Georg Halder had called his mutants hippo because the head of mutant flies had a puckered appearance reminiscent of hippopotamus skin. This seemed more fun than Drosophila Mammalian Sterile 20-like, so the rest of us adopted that name! DJ Pan started to use the term “Hippo pathway” in his 2003 Cell paper (Wu et al), and the rest is history…
4) Why do you think was the Hippo pathway was overlooked for so long despite its ubiquitous expression and importance?
The core kinase cassette was actually discovered in yeast as the Mitotic Exit Network/Septation Initiation Network before the Hippo pathway was identified in flies. The connection with tissue growth was made thanks to advances in genetic mosaicism, which allowed phenotype-based screens for tumour suppressor genes. So I think it was technological advances that were needed to kick-start the field.
5) The Tead transcription factors, which are now seen as the key downstream regulators of the pathway, were first characterised often in the context of skeletal muscle. Were you surprised by this (Hippo was mainly studied in epithelial cells) and how did this affect your thinking about the Hippo pathway?
All major signalling pathways are used reiteratively in many processes. Although it was initially identified in the context of growth control, the Hippo pathway is no different. So no, not surprised.
6) What are your next (non-confidential) research plans?

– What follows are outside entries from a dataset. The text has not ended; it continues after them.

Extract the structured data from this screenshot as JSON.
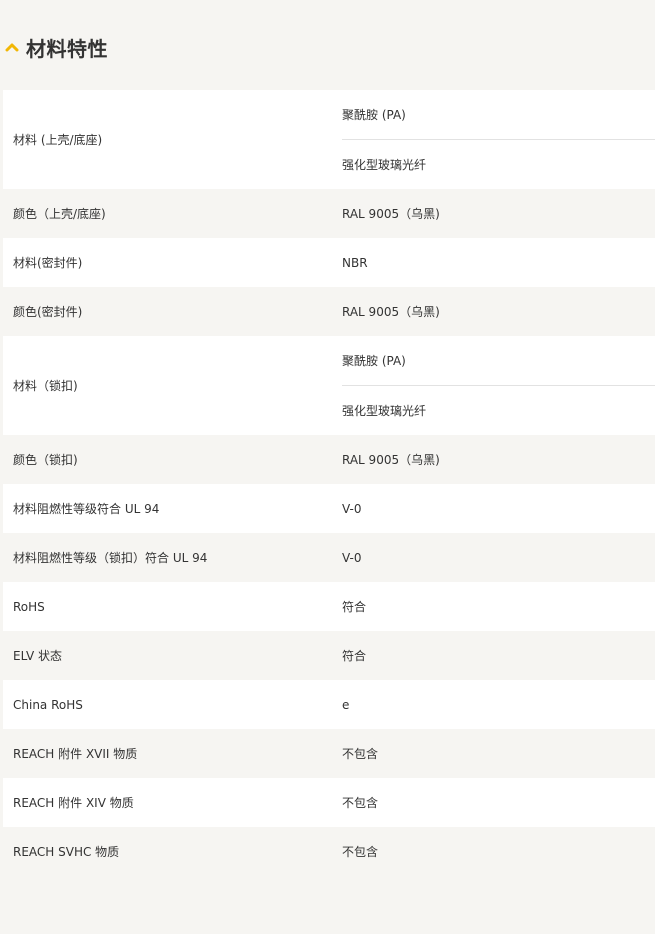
{
  "section": {
    "title": "材料特性",
    "icon": "chevron-up-icon",
    "accent_color": "#f2b705"
  },
  "rows": [
    {
      "label": "材料 (上壳/底座)",
      "values": [
        "聚酰胺 (PA)",
        "强化型玻璃光纤"
      ]
    },
    {
      "label": "颜色（上壳/底座)",
      "values": [
        "RAL 9005（乌黑)"
      ]
    },
    {
      "label": "材料(密封件)",
      "values": [
        "NBR"
      ]
    },
    {
      "label": "颜色(密封件)",
      "values": [
        "RAL 9005（乌黑)"
      ]
    },
    {
      "label": "材料（锁扣)",
      "values": [
        "聚酰胺 (PA)",
        "强化型玻璃光纤"
      ]
    },
    {
      "label": "颜色（锁扣)",
      "values": [
        "RAL 9005（乌黑)"
      ]
    },
    {
      "label": "材料阻燃性等级符合 UL 94",
      "values": [
        "V-0"
      ]
    },
    {
      "label": "材料阻燃性等级（锁扣）符合 UL 94",
      "values": [
        "V-0"
      ]
    },
    {
      "label": "RoHS",
      "values": [
        "符合"
      ]
    },
    {
      "label": "ELV 状态",
      "values": [
        "符合"
      ]
    },
    {
      "label": "China RoHS",
      "values": [
        "e"
      ]
    },
    {
      "label": "REACH 附件 XVII 物质",
      "values": [
        "不包含"
      ]
    },
    {
      "label": "REACH 附件 XIV 物质",
      "values": [
        "不包含"
      ]
    },
    {
      "label": "REACH SVHC 物质",
      "values": [
        "不包含"
      ]
    }
  ]
}
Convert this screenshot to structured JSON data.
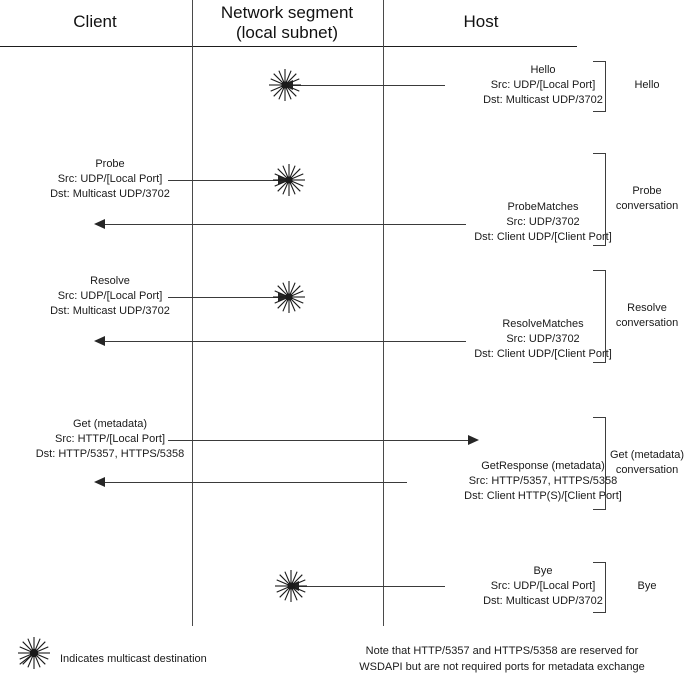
{
  "lanes": {
    "client": "Client",
    "network": "Network segment\n(local subnet)",
    "host": "Host"
  },
  "messages": {
    "hello": {
      "title": "Hello",
      "src": "Src: UDP/[Local Port]",
      "dst": "Dst: Multicast UDP/3702"
    },
    "probe": {
      "title": "Probe",
      "src": "Src: UDP/[Local Port]",
      "dst": "Dst: Multicast UDP/3702"
    },
    "probe_matches": {
      "title": "ProbeMatches",
      "src": "Src: UDP/3702",
      "dst": "Dst: Client UDP/[Client Port]"
    },
    "resolve": {
      "title": "Resolve",
      "src": "Src: UDP/[Local Port]",
      "dst": "Dst: Multicast UDP/3702"
    },
    "resolve_matches": {
      "title": "ResolveMatches",
      "src": "Src: UDP/3702",
      "dst": "Dst: Client UDP/[Client Port]"
    },
    "get_metadata": {
      "title": "Get (metadata)",
      "src": "Src: HTTP/[Local Port]",
      "dst": "Dst: HTTP/5357, HTTPS/5358"
    },
    "get_response": {
      "title": "GetResponse (metadata)",
      "src": "Src: HTTP/5357, HTTPS/5358",
      "dst": "Dst: Client HTTP(S)/[Client Port]"
    },
    "bye": {
      "title": "Bye",
      "src": "Src: UDP/[Local Port]",
      "dst": "Dst: Multicast UDP/3702"
    }
  },
  "conversations": {
    "hello": "Hello",
    "probe": "Probe\nconversation",
    "resolve": "Resolve\nconversation",
    "get_metadata": "Get (metadata)\nconversation",
    "bye": "Bye"
  },
  "footer": {
    "legend": "Indicates multicast destination",
    "note": "Note that HTTP/5357 and HTTPS/5358 are reserved for\nWSDAPI but are not required ports for metadata exchange"
  },
  "colors": {
    "line": "#3a3a3a",
    "rule": "#1d1d1d",
    "text": "#1a1a1a",
    "burst": "#1a1a1a"
  }
}
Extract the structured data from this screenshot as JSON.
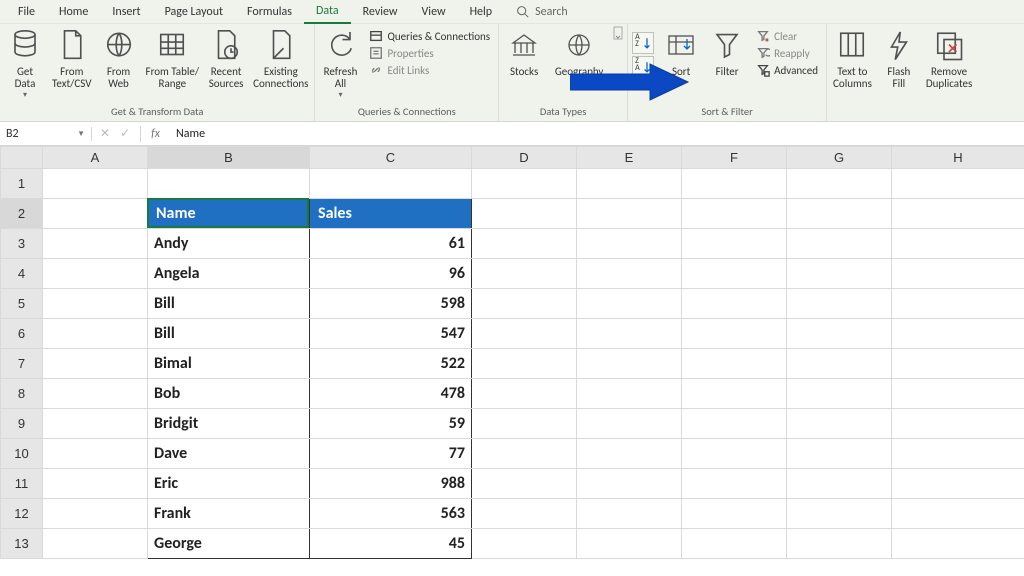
{
  "tabs": {
    "file": "File",
    "home": "Home",
    "insert": "Insert",
    "page_layout": "Page Layout",
    "formulas": "Formulas",
    "data": "Data",
    "review": "Review",
    "view": "View",
    "help": "Help",
    "search": "Search"
  },
  "ribbon": {
    "get_transform": {
      "label": "Get & Transform Data",
      "get_data": "Get\nData",
      "from_textcsv": "From\nText/CSV",
      "from_web": "From\nWeb",
      "from_table": "From Table/\nRange",
      "recent": "Recent\nSources",
      "existing": "Existing\nConnections"
    },
    "queries": {
      "label": "Queries & Connections",
      "refresh": "Refresh\nAll",
      "queries_conn": "Queries & Connections",
      "properties": "Properties",
      "edit_links": "Edit Links"
    },
    "data_types": {
      "label": "Data Types",
      "stocks": "Stocks",
      "geography": "Geography"
    },
    "sort_filter": {
      "label": "Sort & Filter",
      "sort": "Sort",
      "filter": "Filter",
      "clear": "Clear",
      "reapply": "Reapply",
      "advanced": "Advanced"
    },
    "data_tools": {
      "text_to_columns": "Text to\nColumns",
      "flash_fill": "Flash\nFill",
      "remove_dup": "Remove\nDuplicates"
    }
  },
  "formula_bar": {
    "cell_ref": "B2",
    "value": "Name"
  },
  "columns": [
    "A",
    "B",
    "C",
    "D",
    "E",
    "F",
    "G",
    "H"
  ],
  "rows": [
    "1",
    "2",
    "3",
    "4",
    "5",
    "6",
    "7",
    "8",
    "9",
    "10",
    "11",
    "12",
    "13"
  ],
  "active_cell": "B2",
  "table": {
    "headers": {
      "name": "Name",
      "sales": "Sales"
    },
    "data": [
      {
        "name": "Andy",
        "sales": 61
      },
      {
        "name": "Angela",
        "sales": 96
      },
      {
        "name": "Bill",
        "sales": 598
      },
      {
        "name": "Bill",
        "sales": 547
      },
      {
        "name": "Bimal",
        "sales": 522
      },
      {
        "name": "Bob",
        "sales": 478
      },
      {
        "name": "Bridgit",
        "sales": 59
      },
      {
        "name": "Dave",
        "sales": 77
      },
      {
        "name": "Eric",
        "sales": 988
      },
      {
        "name": "Frank",
        "sales": 563
      },
      {
        "name": "George",
        "sales": 45
      }
    ]
  }
}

That would be telling! Understanding the wildtype function of the Hippo pathway (see Lawrence and Casal, Dev Biol 2013).